Bulletproof by Maci Bookout

Carefully Everywhere Descending by L. B. Bedford

Bright Stars by Sophie Duffy

Breaking Away by Anna Gavalda

It’s impossible for me to pick a favourite book from this list, I was lucky enough to read so many amazing books. I think honourable mentions have to go to A Parcel for Anna Browne and Christmas at Lilac Cottage because of the wonderful, magical powers these two books have to just make your day so much brighter and sparklier! I also want to mention #PleaseRetweet because it was the first book I’ve read in a really long time that had me full on laughing out loud. And finally I have to recommend Isabelle Day Refuses to Die of a Broken Heart because it is such a beautiful, moving look at grief and yet remains uplifting. It’s a MG/YA book but I’d recommend it to everyone, especially people who have lost a loved one.

Review: Isabelle Day Refuses to Die of a Broken Heart by Jane St. Anthony

Isabelle Day

Isabelle Day Refuses to Die of a Broken Heart is the story of a young teenage girl whose world has been turned upside down. Isabelle’s dad died and then her mum decided they would move to Minneapolis for a new start, so Isabelle has not only lost her dad but also her home, her friends and the only life she had ever known.

Isabelle and her mum now rent a small apartment from two old ladies who live in the apartment downstairs. Flora and Dora immediately want to look after Isabelle and her mum. They start checking in on Isabelle when she’s on her own and they bring food for her. Isabelle just wants to be left alone though, she doesn’t want people fussing over her.

Isabelle is in eighth grade and at an age where she doesn’t want to be different from her peers, she just wants to make friends and feel normal. Once she starts her new school two girls, Margaret and Grace, befriend her but Isabelle has a hard time realising that these two girls really do like her.

Isabelle is desperately trying to find a way to hold on to her dad even though he has never been a part of the life she has now, he will never see their new home or meet her new friends and she’ll never again be able to tell him anything that happens to her. Isabelle’s pain is tangible at times.

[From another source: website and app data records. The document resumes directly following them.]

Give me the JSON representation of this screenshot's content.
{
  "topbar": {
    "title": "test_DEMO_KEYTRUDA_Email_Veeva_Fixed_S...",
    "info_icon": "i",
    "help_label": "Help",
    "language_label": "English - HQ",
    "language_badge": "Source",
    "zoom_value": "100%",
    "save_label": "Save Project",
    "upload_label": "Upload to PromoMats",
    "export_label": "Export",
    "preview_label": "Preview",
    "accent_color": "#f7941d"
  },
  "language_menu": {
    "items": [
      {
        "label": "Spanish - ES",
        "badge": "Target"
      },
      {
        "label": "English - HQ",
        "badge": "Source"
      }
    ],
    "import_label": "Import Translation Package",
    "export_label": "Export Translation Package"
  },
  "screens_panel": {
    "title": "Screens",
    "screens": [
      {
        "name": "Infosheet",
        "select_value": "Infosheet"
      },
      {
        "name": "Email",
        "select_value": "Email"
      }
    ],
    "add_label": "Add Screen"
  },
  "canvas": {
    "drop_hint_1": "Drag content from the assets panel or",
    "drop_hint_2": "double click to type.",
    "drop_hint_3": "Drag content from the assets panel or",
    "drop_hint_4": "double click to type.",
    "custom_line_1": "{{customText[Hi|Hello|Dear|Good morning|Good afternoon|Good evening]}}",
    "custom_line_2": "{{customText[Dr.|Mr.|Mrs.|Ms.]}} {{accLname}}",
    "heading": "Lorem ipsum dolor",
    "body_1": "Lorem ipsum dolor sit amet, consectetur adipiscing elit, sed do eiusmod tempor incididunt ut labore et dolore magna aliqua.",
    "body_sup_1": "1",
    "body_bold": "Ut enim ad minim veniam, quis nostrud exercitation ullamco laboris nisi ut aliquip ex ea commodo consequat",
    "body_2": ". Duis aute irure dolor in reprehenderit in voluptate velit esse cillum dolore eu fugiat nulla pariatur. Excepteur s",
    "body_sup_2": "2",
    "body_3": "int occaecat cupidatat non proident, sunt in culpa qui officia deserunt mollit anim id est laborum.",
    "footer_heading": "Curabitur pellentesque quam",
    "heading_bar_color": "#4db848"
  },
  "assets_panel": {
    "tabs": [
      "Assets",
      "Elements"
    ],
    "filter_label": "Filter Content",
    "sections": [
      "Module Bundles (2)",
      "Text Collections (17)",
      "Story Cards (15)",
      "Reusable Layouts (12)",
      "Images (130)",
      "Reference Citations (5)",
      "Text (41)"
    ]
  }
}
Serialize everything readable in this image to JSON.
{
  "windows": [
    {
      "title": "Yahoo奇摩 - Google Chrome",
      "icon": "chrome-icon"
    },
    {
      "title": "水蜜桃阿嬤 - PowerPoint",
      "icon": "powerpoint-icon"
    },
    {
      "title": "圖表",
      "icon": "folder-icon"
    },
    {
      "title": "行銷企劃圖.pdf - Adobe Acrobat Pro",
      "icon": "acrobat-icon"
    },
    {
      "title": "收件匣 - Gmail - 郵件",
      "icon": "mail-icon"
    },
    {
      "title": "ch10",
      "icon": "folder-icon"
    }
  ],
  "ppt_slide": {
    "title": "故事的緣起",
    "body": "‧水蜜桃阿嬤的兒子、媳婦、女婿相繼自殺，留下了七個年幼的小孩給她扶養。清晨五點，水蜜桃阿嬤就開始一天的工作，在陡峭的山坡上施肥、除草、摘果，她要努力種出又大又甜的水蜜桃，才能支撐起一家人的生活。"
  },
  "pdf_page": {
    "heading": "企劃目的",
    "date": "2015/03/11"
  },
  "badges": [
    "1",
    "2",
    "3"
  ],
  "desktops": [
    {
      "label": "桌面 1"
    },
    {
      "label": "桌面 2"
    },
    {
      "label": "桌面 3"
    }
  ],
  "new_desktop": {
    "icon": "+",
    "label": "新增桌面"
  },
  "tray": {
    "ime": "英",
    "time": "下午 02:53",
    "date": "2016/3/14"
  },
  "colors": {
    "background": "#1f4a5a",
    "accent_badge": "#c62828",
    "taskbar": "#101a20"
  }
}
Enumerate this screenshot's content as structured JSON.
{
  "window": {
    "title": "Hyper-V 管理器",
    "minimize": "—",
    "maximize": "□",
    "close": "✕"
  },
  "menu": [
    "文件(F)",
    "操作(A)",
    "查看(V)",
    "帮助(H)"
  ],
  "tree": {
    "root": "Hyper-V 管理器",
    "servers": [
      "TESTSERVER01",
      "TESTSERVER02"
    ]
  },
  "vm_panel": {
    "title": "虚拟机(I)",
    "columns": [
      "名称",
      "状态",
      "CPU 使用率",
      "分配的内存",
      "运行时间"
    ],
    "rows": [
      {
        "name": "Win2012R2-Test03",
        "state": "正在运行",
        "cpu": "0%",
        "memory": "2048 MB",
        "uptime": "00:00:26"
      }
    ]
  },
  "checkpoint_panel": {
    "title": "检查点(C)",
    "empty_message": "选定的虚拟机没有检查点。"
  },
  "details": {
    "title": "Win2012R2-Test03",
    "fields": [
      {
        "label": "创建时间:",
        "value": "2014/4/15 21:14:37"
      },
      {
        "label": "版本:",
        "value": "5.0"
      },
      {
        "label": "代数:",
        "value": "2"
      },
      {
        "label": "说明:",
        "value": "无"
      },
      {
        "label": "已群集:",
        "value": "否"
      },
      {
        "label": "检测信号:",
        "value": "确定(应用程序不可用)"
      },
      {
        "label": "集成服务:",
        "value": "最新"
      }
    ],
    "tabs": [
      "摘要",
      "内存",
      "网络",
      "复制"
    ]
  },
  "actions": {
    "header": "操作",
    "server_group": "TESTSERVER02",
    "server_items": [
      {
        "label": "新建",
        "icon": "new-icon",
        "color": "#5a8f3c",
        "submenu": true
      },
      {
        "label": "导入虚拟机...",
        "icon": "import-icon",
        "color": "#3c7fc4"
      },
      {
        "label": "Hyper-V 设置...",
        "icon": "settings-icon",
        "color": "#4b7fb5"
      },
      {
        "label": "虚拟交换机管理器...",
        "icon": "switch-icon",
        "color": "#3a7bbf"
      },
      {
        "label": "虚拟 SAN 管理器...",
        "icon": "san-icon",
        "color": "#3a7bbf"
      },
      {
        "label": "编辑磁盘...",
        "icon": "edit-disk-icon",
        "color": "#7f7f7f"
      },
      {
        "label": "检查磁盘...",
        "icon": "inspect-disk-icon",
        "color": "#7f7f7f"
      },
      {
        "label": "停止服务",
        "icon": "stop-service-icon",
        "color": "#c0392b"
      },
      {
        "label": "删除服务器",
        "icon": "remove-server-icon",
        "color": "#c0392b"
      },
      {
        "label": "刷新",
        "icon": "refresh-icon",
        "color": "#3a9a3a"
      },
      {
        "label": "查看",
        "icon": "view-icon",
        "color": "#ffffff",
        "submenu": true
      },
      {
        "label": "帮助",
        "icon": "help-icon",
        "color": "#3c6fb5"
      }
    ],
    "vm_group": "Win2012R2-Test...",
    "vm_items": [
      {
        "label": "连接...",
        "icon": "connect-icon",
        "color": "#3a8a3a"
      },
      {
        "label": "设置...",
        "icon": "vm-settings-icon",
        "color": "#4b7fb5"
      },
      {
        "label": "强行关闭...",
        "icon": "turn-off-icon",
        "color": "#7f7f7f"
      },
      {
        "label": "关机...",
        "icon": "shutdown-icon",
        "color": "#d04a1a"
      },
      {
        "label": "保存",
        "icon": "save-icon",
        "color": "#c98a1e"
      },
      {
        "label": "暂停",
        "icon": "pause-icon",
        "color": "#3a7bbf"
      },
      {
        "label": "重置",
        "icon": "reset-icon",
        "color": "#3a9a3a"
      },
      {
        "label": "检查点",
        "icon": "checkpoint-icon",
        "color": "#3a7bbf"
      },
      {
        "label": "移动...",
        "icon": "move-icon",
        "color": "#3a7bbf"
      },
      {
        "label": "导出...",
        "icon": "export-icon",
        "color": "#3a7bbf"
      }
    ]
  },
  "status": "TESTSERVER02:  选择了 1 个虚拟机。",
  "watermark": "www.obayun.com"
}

This is a coming of age novel which is also about coming to terms with loss; it’s about how when someone dies you don’t just lose them but who you were to them. The writing in this novel is so subtle and beautiful, yet the small statements of grief feel like a punch in the gut. The simplicity of the writing belies the intensity of the grief. There are moments in this novel that took my breath away. Isabelle, who is only a young teenage girl, realising that nothing in her life will ever be as hard as finding her father dead; it’s such a powerful and sobering moment in the novel. The heartbreak that Flora and Dora have also gone through in their lives is first told so subtly that you could almost have missed it but when you realise what they are not saying, it just makes your heart ache.

Yet even though this is a novel about a bereaved girl, it’s in no way a depressing, downbeat novel. Isabelle is like any other teenage girl – she gets up to mischief and has fun with her friends. It’s a coming of age novel, it’s about how life can throw the worst things at you and yet you can still find yourself laughing at funny things and being silly with your friends. Isabelle slowly begins to understand that life moves on and while she still feels sad that her dad isn’t there, she realises that there is still a lot of happiness to be found in the world and that she won’t die of a broken heart.

This is a short novel but one to take your time reading, the subtly of the writing means so much of what is being said could easily be missed. This isn’t a fast-paced, action packed book, it’s a beautiful and moving account of one girl’s struggle to find a new normal. This book is for everyone but particularly good for a middle grade reader to help them understand grief and loss. It’s written in a way that doesn’t ever overwhelm, it’s a realistic but also very comforting read. It’s such a wonderful book though that whatever age you are, I highly recommend reading it.

I rate this book 10 out of 10.

I received this book from NetGalley in exchange for an honest review but I’m sure I’ll be buying my own copy of this in the future as I know I’ll want to re-read Isabelle’s story.

Isabelle Day Refuses to Die of a Broken Heart is out now and available from Amazon